A report presented to Leeds City Council members today shows that 658 complaints against the taxi and private hire licensed trade were received in 2017, up from 576 in 2016.
Customers’ main gripe was about the standard of driving - in most cases speeding and using mobile phones - which prompted 174 complaints overall.
Some 136 complaints were lodged about driver conduct, which accounts for concerns not covered in the other 23 categories, for example drivers playing music too loudly.
The report states that 143 drivers were suspended in 2017, up from 110 in 2016. Three licences were revoked for sexual reasons, with 19 licences also suspended due to sexual offence allegations, according to the report. The number of complaints about inappropriate sexual behaviour dropped to 22 in 2017 from 29 in 2016.
The statistics make up all the complaints received in the city of Leeds, not just from drivers licensed there.
However, while 6,049 of Leeds drivers have attended compulsory safeguarding training, 109 are still to do so.
Andrew White, executive officer for taxi and private hire licensing, said the majority of people who had not taken the training were new drivers, but added: “It’s a bit like ‘the dog ate my homework’, it does feel like an excuse.”
Councillors at the Civic Hall raised concerns about the licensing department’s policy of sending three warning letters to drivers who have not attended the training – some had claimed to not have received the first ones.
Conservative Coun Billy Flynn told Mr White: “Given the publicity we’ve had, especially in South Yorkshire, I would have thought they would be banging on your door to get this training.”
Mr White added there was a need to be “cautious” about suspending licences, but said anyone who had not taken the course by April could expect suspensions.
A spokeswoman for Leeds City Council said: “In the past few years, Leeds City Council has put in place some of the strongest conditions in the country for taxi and private hire drivers.
"All new drivers are required to pass driver training before they can be licensed, which includes training on literacy, legislation, local knowledge and customer care.

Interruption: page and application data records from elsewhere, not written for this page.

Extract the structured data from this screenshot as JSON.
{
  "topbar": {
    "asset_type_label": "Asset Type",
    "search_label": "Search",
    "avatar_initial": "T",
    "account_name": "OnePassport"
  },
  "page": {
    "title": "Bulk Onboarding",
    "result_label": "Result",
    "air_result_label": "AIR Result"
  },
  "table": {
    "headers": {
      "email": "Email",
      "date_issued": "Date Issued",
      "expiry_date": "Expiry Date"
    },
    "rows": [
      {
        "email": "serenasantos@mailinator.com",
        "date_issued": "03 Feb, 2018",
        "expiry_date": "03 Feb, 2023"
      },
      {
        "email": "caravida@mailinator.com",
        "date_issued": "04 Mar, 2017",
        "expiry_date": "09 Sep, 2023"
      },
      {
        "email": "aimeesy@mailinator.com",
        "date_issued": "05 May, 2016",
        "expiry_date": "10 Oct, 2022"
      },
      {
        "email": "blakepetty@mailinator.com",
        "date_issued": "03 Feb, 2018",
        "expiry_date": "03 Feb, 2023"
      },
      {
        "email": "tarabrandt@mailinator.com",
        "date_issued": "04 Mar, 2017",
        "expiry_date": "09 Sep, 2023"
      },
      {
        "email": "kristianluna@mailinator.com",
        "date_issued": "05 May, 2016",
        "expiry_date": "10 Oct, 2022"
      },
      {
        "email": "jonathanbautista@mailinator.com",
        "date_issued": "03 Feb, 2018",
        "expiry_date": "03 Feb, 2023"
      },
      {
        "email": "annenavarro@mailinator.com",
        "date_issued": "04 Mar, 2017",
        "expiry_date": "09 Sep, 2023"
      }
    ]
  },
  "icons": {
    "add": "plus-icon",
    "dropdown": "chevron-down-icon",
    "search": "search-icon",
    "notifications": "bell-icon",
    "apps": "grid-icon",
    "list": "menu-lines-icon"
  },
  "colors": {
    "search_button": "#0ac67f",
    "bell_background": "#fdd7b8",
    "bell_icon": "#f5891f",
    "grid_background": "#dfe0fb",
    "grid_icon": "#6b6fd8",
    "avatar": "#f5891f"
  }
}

"All drivers and operators, not just new drivers, are required to undertake safeguarding training, so that they are aware of their responsibilities to keep passengers safe, and all current drivers and operators are required to have a current Disclosure and Barring (DBS) check, to register with the national DBS service, and to report any arrests, cautions and convictions.
"These conditions and training are not in place in every authority in the country.
"Leeds has a successful, safe and vibrant night time economy, as recognised by the city centre’s award of Purple Flag status in 2016, and reaccreditation in February 2018.
"We are committed to ensuring the city remains a safe place for everyone, especially at night, and especially for vulnerable people. We work very closely with locally licensed taxi and private hire drivers and operators, and welcome feedback and comments about people’s experiences in Leeds.
"I would also urge people to read the information provided by the Council about what steps people can take to make sure they are safe when booking a private hire or hailing a taxi.”
Of the drivers suspended during 2017 for a sexual offence or allegation of one: seven were a result of a complaint, one was a report of a historic offence, nine were investigated by the police, nine resulted in further action either by West Yorkshire Police or the council, the resulted in no further action (for example, the complaint was subsequently withdrawn) and seven are currently suspended until the investigation is complete.